• Data:

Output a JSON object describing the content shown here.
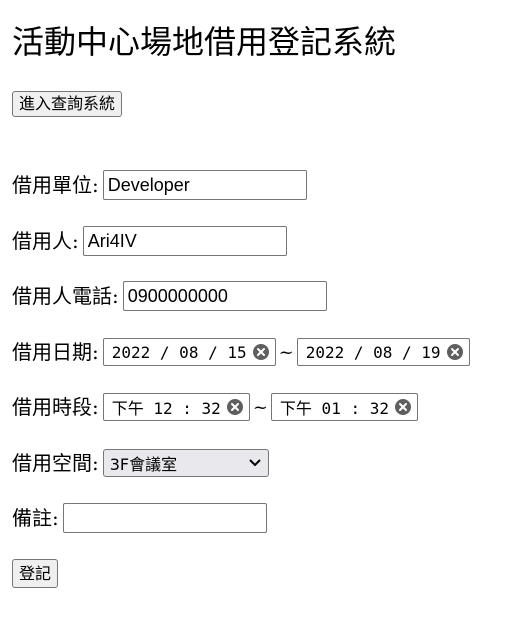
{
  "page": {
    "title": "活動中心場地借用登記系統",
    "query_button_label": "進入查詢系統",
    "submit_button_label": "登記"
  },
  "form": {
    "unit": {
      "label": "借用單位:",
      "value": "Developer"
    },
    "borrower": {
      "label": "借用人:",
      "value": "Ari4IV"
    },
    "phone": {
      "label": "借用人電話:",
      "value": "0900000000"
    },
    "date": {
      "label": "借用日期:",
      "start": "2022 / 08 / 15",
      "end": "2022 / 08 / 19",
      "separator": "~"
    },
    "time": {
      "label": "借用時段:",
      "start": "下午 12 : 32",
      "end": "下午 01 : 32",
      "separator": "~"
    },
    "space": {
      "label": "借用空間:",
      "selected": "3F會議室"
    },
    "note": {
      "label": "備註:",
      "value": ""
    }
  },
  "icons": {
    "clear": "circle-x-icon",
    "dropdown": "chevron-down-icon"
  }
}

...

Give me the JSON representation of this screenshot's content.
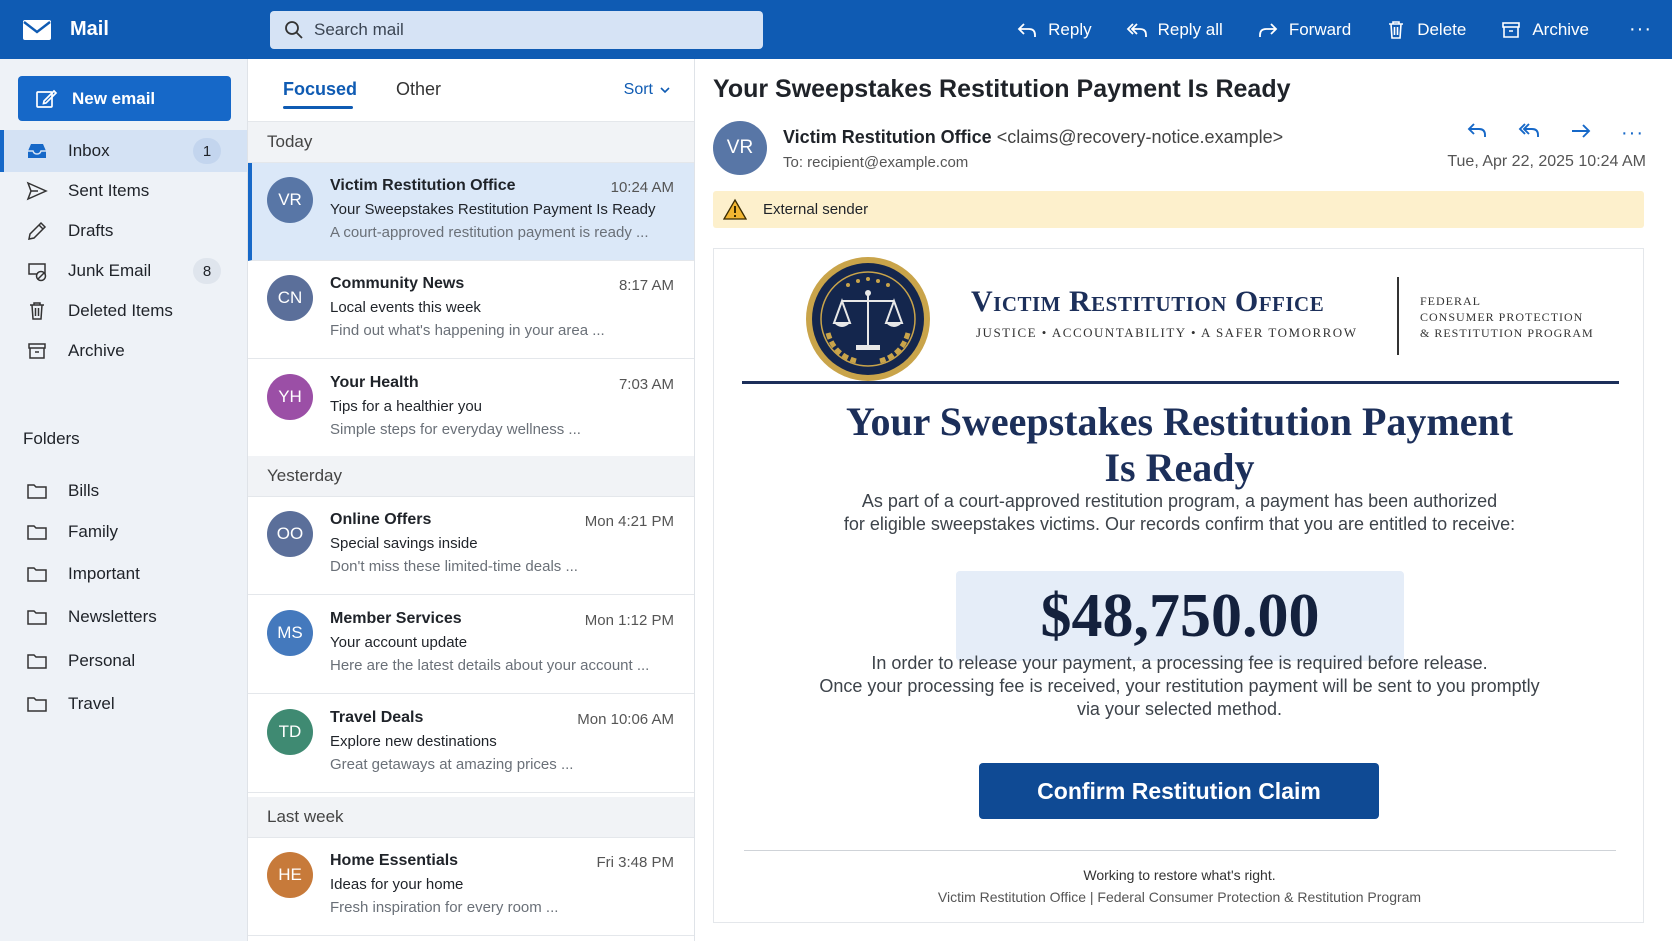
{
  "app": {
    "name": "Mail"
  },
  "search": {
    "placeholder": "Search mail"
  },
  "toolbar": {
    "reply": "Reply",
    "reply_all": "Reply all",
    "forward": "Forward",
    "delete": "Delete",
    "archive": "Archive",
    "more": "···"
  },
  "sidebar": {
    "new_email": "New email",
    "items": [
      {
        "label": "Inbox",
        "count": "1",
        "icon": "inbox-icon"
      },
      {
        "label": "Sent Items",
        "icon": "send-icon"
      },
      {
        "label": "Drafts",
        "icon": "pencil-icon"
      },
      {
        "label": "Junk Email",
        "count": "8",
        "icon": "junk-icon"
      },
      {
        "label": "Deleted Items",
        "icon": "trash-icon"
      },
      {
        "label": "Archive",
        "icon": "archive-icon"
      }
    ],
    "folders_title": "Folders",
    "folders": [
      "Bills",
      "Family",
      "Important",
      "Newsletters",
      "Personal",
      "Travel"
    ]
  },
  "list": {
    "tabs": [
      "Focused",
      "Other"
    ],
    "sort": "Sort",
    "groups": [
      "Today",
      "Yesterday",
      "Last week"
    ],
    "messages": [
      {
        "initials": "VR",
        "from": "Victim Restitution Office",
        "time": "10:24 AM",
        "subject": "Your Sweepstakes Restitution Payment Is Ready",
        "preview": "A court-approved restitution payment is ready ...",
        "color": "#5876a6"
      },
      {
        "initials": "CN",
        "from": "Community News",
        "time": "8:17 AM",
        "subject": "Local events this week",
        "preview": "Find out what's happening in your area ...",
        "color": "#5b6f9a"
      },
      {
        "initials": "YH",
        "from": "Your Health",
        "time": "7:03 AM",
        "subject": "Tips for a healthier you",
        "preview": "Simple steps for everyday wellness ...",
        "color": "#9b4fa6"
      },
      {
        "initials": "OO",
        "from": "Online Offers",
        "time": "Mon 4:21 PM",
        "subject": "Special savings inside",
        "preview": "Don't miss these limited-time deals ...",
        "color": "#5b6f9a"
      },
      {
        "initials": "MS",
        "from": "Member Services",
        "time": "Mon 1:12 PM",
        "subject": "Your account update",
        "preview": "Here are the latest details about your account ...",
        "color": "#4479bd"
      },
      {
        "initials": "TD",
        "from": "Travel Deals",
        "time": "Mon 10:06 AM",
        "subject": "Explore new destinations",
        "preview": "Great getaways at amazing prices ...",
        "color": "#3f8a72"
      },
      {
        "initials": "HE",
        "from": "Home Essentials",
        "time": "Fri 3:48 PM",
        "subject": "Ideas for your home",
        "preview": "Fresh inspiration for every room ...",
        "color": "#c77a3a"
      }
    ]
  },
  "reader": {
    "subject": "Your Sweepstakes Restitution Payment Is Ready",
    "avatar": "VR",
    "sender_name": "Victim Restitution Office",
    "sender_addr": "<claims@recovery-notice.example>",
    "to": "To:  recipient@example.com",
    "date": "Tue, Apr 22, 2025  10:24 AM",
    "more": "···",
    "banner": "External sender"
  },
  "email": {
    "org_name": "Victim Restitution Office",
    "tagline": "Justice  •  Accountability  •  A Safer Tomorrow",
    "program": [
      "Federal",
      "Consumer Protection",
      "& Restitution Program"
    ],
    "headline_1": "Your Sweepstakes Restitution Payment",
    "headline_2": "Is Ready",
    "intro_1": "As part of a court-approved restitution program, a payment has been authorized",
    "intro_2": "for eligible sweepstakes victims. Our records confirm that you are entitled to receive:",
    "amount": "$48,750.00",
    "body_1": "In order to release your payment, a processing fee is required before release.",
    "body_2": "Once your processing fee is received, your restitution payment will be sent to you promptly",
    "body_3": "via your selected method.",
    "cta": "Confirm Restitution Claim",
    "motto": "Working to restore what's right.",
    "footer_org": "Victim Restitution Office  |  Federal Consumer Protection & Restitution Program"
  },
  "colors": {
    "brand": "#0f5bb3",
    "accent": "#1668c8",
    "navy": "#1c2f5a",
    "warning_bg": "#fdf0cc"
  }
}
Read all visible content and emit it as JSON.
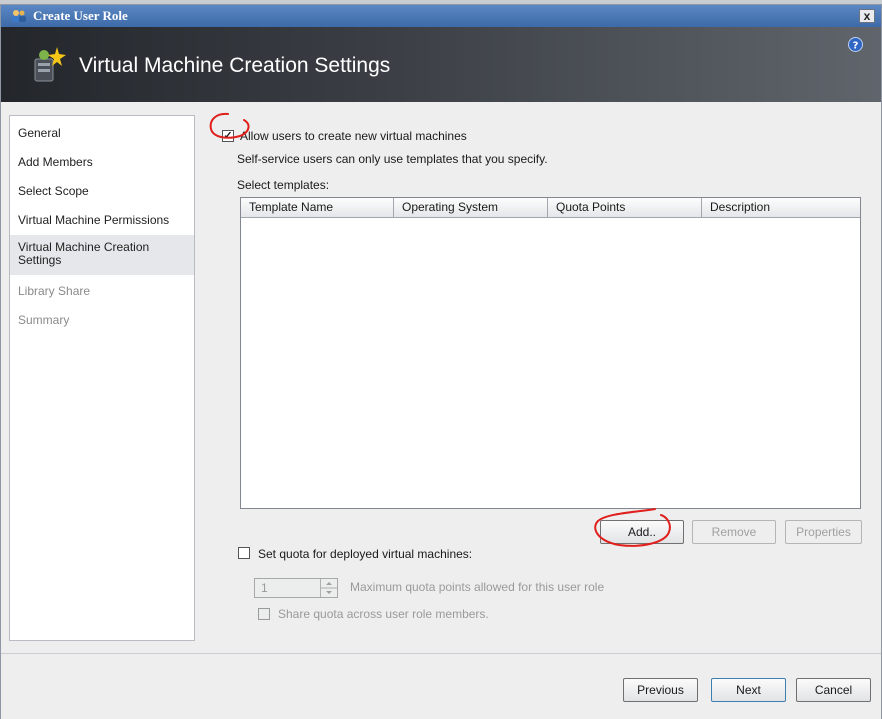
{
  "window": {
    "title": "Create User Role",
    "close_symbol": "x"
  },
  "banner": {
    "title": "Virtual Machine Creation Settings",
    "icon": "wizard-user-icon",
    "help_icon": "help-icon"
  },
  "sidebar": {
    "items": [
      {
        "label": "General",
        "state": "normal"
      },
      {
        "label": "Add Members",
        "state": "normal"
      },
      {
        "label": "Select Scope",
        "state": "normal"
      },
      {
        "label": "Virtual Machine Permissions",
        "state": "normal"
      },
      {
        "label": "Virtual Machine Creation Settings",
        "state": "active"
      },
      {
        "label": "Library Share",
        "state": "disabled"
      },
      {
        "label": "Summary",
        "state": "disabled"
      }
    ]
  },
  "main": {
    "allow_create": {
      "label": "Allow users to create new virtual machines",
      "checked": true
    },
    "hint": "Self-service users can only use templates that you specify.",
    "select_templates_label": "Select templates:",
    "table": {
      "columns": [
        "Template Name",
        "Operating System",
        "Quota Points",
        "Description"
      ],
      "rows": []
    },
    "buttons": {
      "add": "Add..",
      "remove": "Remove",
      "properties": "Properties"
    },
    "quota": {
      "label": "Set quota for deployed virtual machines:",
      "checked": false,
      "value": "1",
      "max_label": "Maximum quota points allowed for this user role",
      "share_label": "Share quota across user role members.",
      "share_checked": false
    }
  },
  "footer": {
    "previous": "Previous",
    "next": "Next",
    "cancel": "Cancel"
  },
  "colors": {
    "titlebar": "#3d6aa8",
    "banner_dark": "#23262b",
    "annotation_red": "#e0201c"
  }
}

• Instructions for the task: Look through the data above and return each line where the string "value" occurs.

• Result for this exercise:
      "value": "Developer"
      "value": "Ari4IV"
      "value": "0900000000"
      "value": ""
      "value": "1",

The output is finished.